Contemporary American authors David Foster Wallace, Giannina Braschi, and Rick Moody, combine some of the experimental form-play of the 1960s writers with a more emotionally deflating, irony, and a greater tendency towards accessibility and humor. Wallace's Infinite Jest is a maximalist work describing life at a tennis academy and a rehab facility; digressions often become plotlines, and the book ultimately features over 100 pages of footnotes. Other writers like Nicholson Baker were noted for their minimalism in novels such as The Mezzanine, about a man who rides an escalator for 140 pages. American author Mark Danielewski combined elements of a horror novel with formal academic writing and typographic experimentation in his novel House of Leaves.
Greek author Dimitris Lyacos in Z213: Exit combines, in a kind of a modern-day palimpsest, the diary entries of two narrators in a heavily fragmented text, interspersed with excerpts from the biblical Exodus, to recount a journey along which the distinct realities of inner self and outside world gradually merge.

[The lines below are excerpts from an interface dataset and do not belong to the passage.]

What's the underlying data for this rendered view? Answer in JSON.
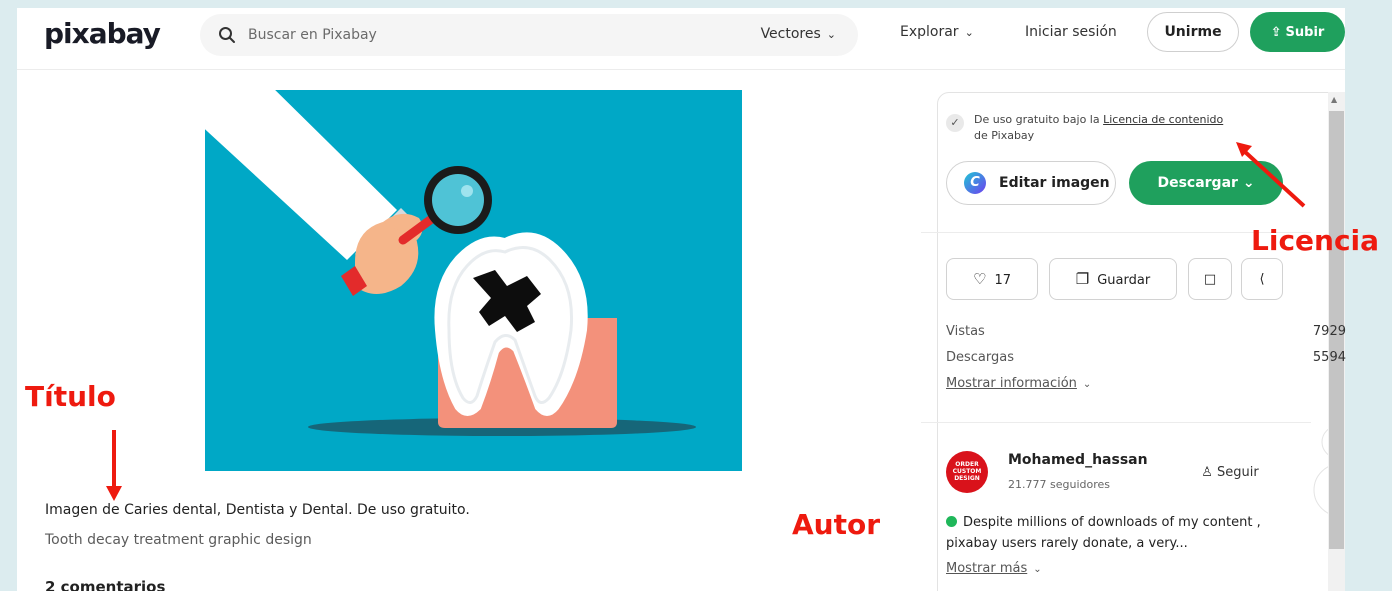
{
  "header": {
    "logo": "pixabay",
    "search_placeholder": "Buscar en Pixabay",
    "search_type": "Vectores",
    "explore": "Explorar",
    "login": "Iniciar sesión",
    "join": "Unirme",
    "upload": "Subir"
  },
  "image": {
    "title": "Imagen de Caries dental, Dentista y Dental. De uso gratuito.",
    "description": "Tooth decay treatment graphic design",
    "comments": "2 comentarios"
  },
  "sidebar": {
    "license_prefix": "De uso gratuito bajo la ",
    "license_link": "Licencia de contenido",
    "license_suffix": "de Pixabay",
    "edit_button": "Editar imagen",
    "download_button": "Descargar",
    "likes": "17",
    "save": "Guardar",
    "stats": [
      {
        "label": "Vistas",
        "value": "7929"
      },
      {
        "label": "Descargas",
        "value": "5594"
      }
    ],
    "more_info": "Mostrar información",
    "author": {
      "name": "Mohamed_hassan",
      "followers": "21.777 seguidores",
      "follow": "Seguir",
      "bio": "Despite millions of downloads of my content , pixabay users rarely donate, a very...",
      "more": "Mostrar más"
    }
  },
  "annotations": {
    "titulo": "Título",
    "autor": "Autor",
    "licencia": "Licencia"
  },
  "colors": {
    "background": "#dcecef",
    "accent_green": "#1fa05d",
    "annotation_red": "#ee1a0f",
    "illustration_bg": "#00a8c6"
  }
}
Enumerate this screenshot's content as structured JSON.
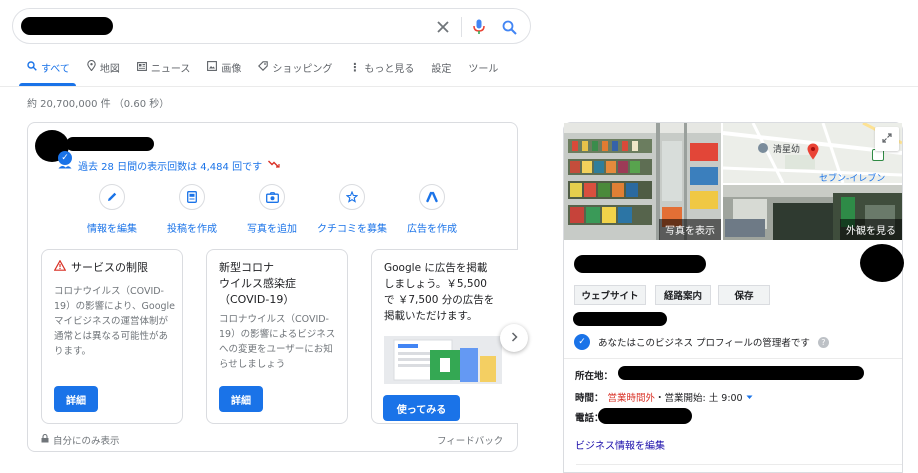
{
  "search": {
    "query": ""
  },
  "tabs": [
    {
      "label": "すべて",
      "icon": "search-icon"
    },
    {
      "label": "地図",
      "icon": "map-pin-icon"
    },
    {
      "label": "ニュース",
      "icon": "news-icon"
    },
    {
      "label": "画像",
      "icon": "image-icon"
    },
    {
      "label": "ショッピング",
      "icon": "tag-icon"
    },
    {
      "label": "もっと見る",
      "icon": "more-vert-icon"
    },
    {
      "label": "設定",
      "icon": ""
    },
    {
      "label": "ツール",
      "icon": ""
    }
  ],
  "result_stats": "約 20,700,000 件 （0.60 秒）",
  "business": {
    "views_text": "過去 28 日間の表示回数は 4,484 回です",
    "actions": [
      {
        "label": "情報を編集",
        "icon": "pencil-icon"
      },
      {
        "label": "投稿を作成",
        "icon": "post-icon"
      },
      {
        "label": "写真を追加",
        "icon": "camera-icon"
      },
      {
        "label": "クチコミを募集",
        "icon": "star-icon"
      },
      {
        "label": "広告を作成",
        "icon": "ads-icon"
      }
    ],
    "cards": [
      {
        "title": "サービスの制限",
        "body": [
          "コロナウイルス（COVID-",
          "19）の影響により、Google",
          "マイビジネスの運営体制が",
          "通常とは異なる可能性があ",
          "ります。"
        ],
        "button": "詳細"
      },
      {
        "title_lines": [
          "新型コロナ",
          "ウイルス感染症",
          "（COVID-19）"
        ],
        "body": [
          "コロナウイルス（COVID-",
          "19）の影響によるビジネス",
          "への変更をユーザーにお知",
          "らせしましょう"
        ],
        "button": "詳細"
      },
      {
        "title_lines": [
          "Google に広告を掲載",
          "しましょう。￥5,500",
          "で ￥7,500 分の広告を",
          "掲載いただけます。"
        ],
        "button": "使ってみる"
      }
    ],
    "footer_left": "自分にのみ表示",
    "footer_right": "フィードバック"
  },
  "knowledge_panel": {
    "photos_label": "写真を表示",
    "exterior_label": "外観を見る",
    "map_labels": [
      "清星幼",
      "セブン-イレブン"
    ],
    "buttons": [
      "ウェブサイト",
      "経路案内",
      "保存"
    ],
    "manager_text": "あなたはこのビジネス プロフィールの管理者です",
    "address_label": "所在地：",
    "hours_label": "時間：",
    "hours_status": "営業時間外",
    "hours_next": "・営業開始: 土 9:00",
    "phone_label": "電話：",
    "edit_link": "ビジネス情報を編集"
  },
  "colors": {
    "accent": "#1a73e8",
    "closed": "#d93025",
    "trend_down": "#d93025"
  }
}
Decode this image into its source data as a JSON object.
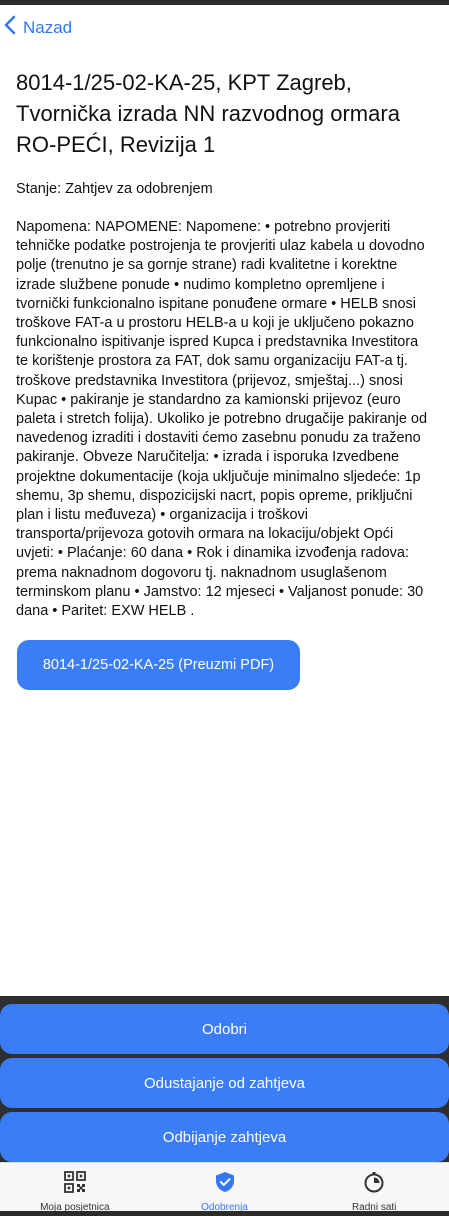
{
  "nav": {
    "back_label": "Nazad"
  },
  "request": {
    "title": "8014-1/25-02-KA-25, KPT Zagreb, Tvornička izrada NN razvodnog ormara RO-PEĆI, Revizija 1",
    "status": "Stanje: Zahtjev za odobrenjem",
    "note": "Napomena: NAPOMENE: Napomene: • potrebno provjeriti tehničke podatke postrojenja te provjeriti ulaz kabela u dovodno polje (trenutno je sa gornje strane) radi kvalitetne i korektne izrade službene ponude • nudimo kompletno opremljene i tvornički funkcionalno ispitane ponuđene ormare • HELB snosi troškove FAT-a u prostoru HELB-a u koji je uključeno pokazno funkcionalno ispitivanje ispred Kupca i predstavnika Investitora te korištenje prostora za FAT, dok samu organizaciju FAT-a tj. troškove predstavnika Investitora (prijevoz, smještaj...) snosi Kupac • pakiranje je standardno za kamionski prijevoz (euro paleta i stretch folija). Ukoliko je potrebno drugačije pakiranje od navedenog izraditi i dostaviti ćemo zasebnu ponudu za traženo pakiranje. Obveze Naručitelja: • izrada i isporuka Izvedbene projektne dokumentacije (koja uključuje minimalno sljedeće: 1p shemu, 3p shemu, dispozicijski nacrt, popis opreme, priključni plan i listu međuveza) • organizacija i troškovi transporta/prijevoza gotovih ormara na lokaciju/objekt Opći uvjeti: • Plaćanje: 60 dana • Rok i dinamika izvođenja radova: prema naknadnom dogovoru tj. naknadnom usuglašenom terminskom planu • Jamstvo: 12 mjeseci • Valjanost ponude: 30 dana • Paritet: EXW HELB .",
    "pdf_button": "8014-1/25-02-KA-25 (Preuzmi PDF)"
  },
  "actions": {
    "approve": "Odobri",
    "withdraw": "Odustajanje od zahtjeva",
    "reject": "Odbijanje zahtjeva"
  },
  "tabbar": {
    "tabs": [
      {
        "label": "Moja posjetnica",
        "icon": "qr-code-icon"
      },
      {
        "label": "Odobrenja",
        "icon": "shield-check-icon"
      },
      {
        "label": "Radni sati",
        "icon": "stopwatch-icon"
      }
    ],
    "active_index": 1
  },
  "colors": {
    "accent": "#3478f6",
    "button": "#3b7df7",
    "text": "#111111"
  }
}
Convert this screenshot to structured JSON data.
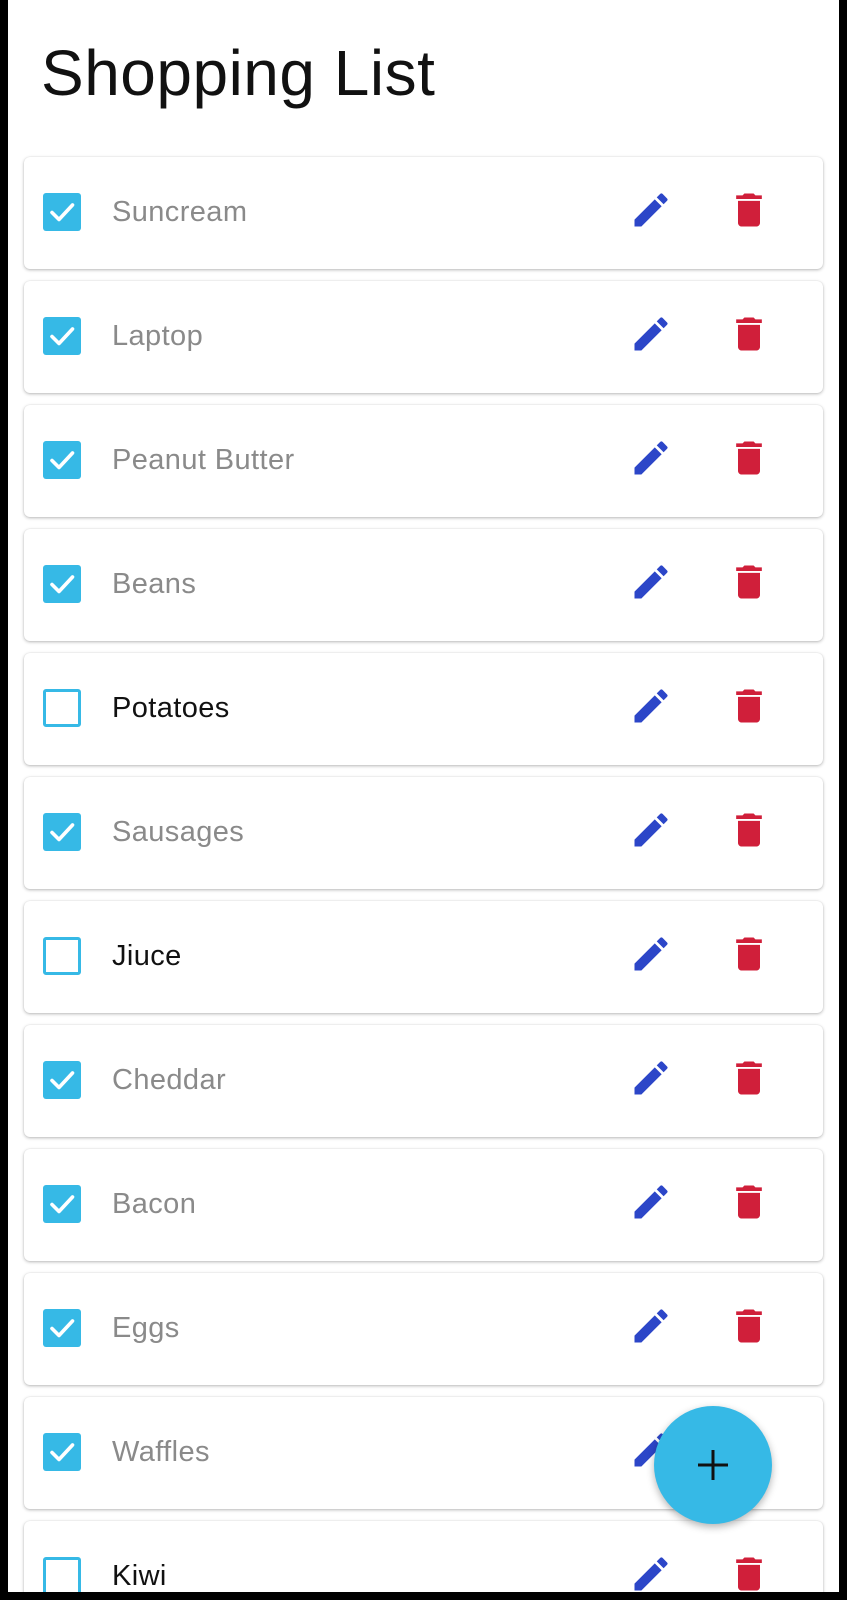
{
  "page": {
    "title": "Shopping List"
  },
  "colors": {
    "accent": "#36b9e6",
    "edit": "#2c46c8",
    "delete": "#d01f3a",
    "done_text": "#8a8a8a"
  },
  "icons": {
    "edit": "pencil-icon",
    "delete": "trash-icon",
    "add": "plus-icon",
    "checkbox": "check-icon"
  },
  "items": [
    {
      "label": "Suncream",
      "checked": true
    },
    {
      "label": "Laptop",
      "checked": true
    },
    {
      "label": "Peanut Butter",
      "checked": true
    },
    {
      "label": "Beans",
      "checked": true
    },
    {
      "label": "Potatoes",
      "checked": false
    },
    {
      "label": "Sausages",
      "checked": true
    },
    {
      "label": "Jiuce",
      "checked": false
    },
    {
      "label": "Cheddar",
      "checked": true
    },
    {
      "label": "Bacon",
      "checked": true
    },
    {
      "label": "Eggs",
      "checked": true
    },
    {
      "label": "Waffles",
      "checked": true
    },
    {
      "label": "Kiwi",
      "checked": false
    }
  ]
}
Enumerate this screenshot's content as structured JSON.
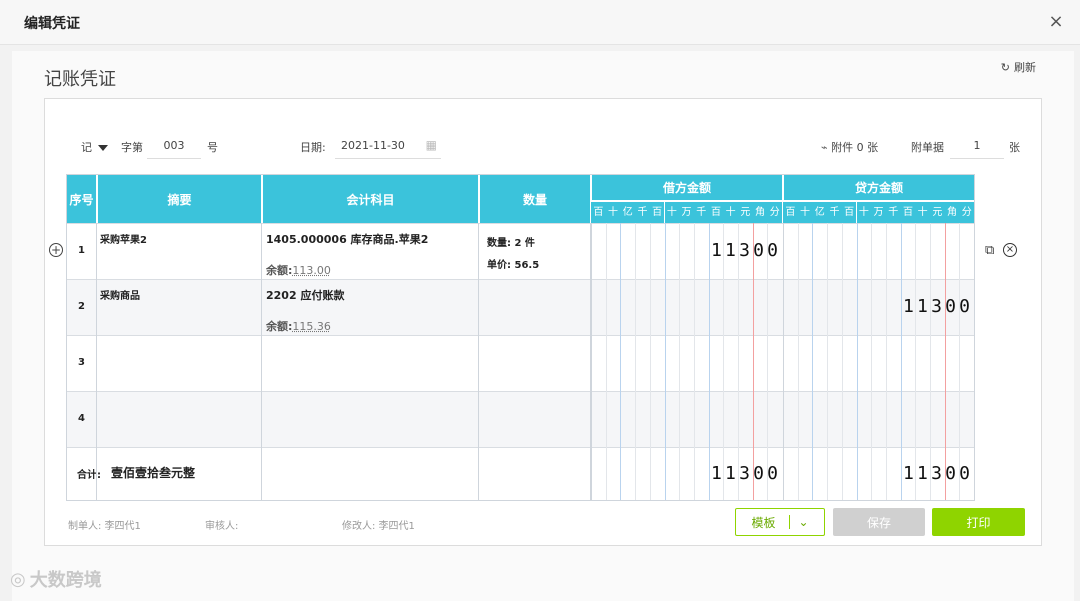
{
  "dialog": {
    "title": "编辑凭证",
    "close_label": "×"
  },
  "panel": {
    "title": "记账凭证",
    "refresh_label": "刷新"
  },
  "form": {
    "voucher_word": "记",
    "word_suffix": "字第",
    "voucher_number": "003",
    "number_suffix": "号",
    "date_label": "日期:",
    "date_value": "2021-11-30",
    "attachment_label": "附件 0 张",
    "bill_label": "附单据",
    "bill_count": "1",
    "bill_unit": "张"
  },
  "table": {
    "headers": {
      "index": "序号",
      "summary": "摘要",
      "account": "会计科目",
      "quantity": "数量",
      "debit": "借方金额",
      "credit": "贷方金额"
    },
    "digit_labels": [
      "百",
      "十",
      "亿",
      "千",
      "百",
      "十",
      "万",
      "千",
      "百",
      "十",
      "元",
      "角",
      "分"
    ],
    "rows": [
      {
        "index": "1",
        "summary": "采购苹果2",
        "account": "1405.000006 库存商品.苹果2",
        "balance_label": "余额:",
        "balance_value": "113.00",
        "qty_line1": "数量: 2 件",
        "qty_line2": "单价: 56.5",
        "debit": "11300",
        "credit": ""
      },
      {
        "index": "2",
        "summary": "采购商品",
        "account": "2202 应付账款",
        "balance_label": "余额:",
        "balance_value": "115.36",
        "qty_line1": "",
        "qty_line2": "",
        "debit": "",
        "credit": "11300"
      },
      {
        "index": "3",
        "summary": "",
        "account": "",
        "balance_label": "",
        "balance_value": "",
        "qty_line1": "",
        "qty_line2": "",
        "debit": "",
        "credit": ""
      },
      {
        "index": "4",
        "summary": "",
        "account": "",
        "balance_label": "",
        "balance_value": "",
        "qty_line1": "",
        "qty_line2": "",
        "debit": "",
        "credit": ""
      }
    ],
    "total": {
      "label": "合计:",
      "text": "壹佰壹拾叁元整",
      "debit": "11300",
      "credit": "11300"
    }
  },
  "footer": {
    "maker": "制单人: 李四代1",
    "reviewer": "审核人:",
    "modifier": "修改人: 李四代1",
    "template_label": "模板",
    "save_label": "保存",
    "print_label": "打印"
  },
  "watermark": "大数跨境",
  "colors": {
    "header_bg": "#3bc3db",
    "primary_green": "#8fd400",
    "template_border": "#8fd400",
    "disabled_gray": "#d0d0d0"
  }
}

In the early 21st century, many examples of experimental literature reflect the emergence of computers and digital technologies, some of them actually using the medium on which they are reflecting. Such writing has been variously referred to electronic literature, hypertext, and codework. Others have focused on exploring the plurality of narrative point of views, like the Uruguayan American writer Jorge Majfud in La reina de América and La ciudad de la luna.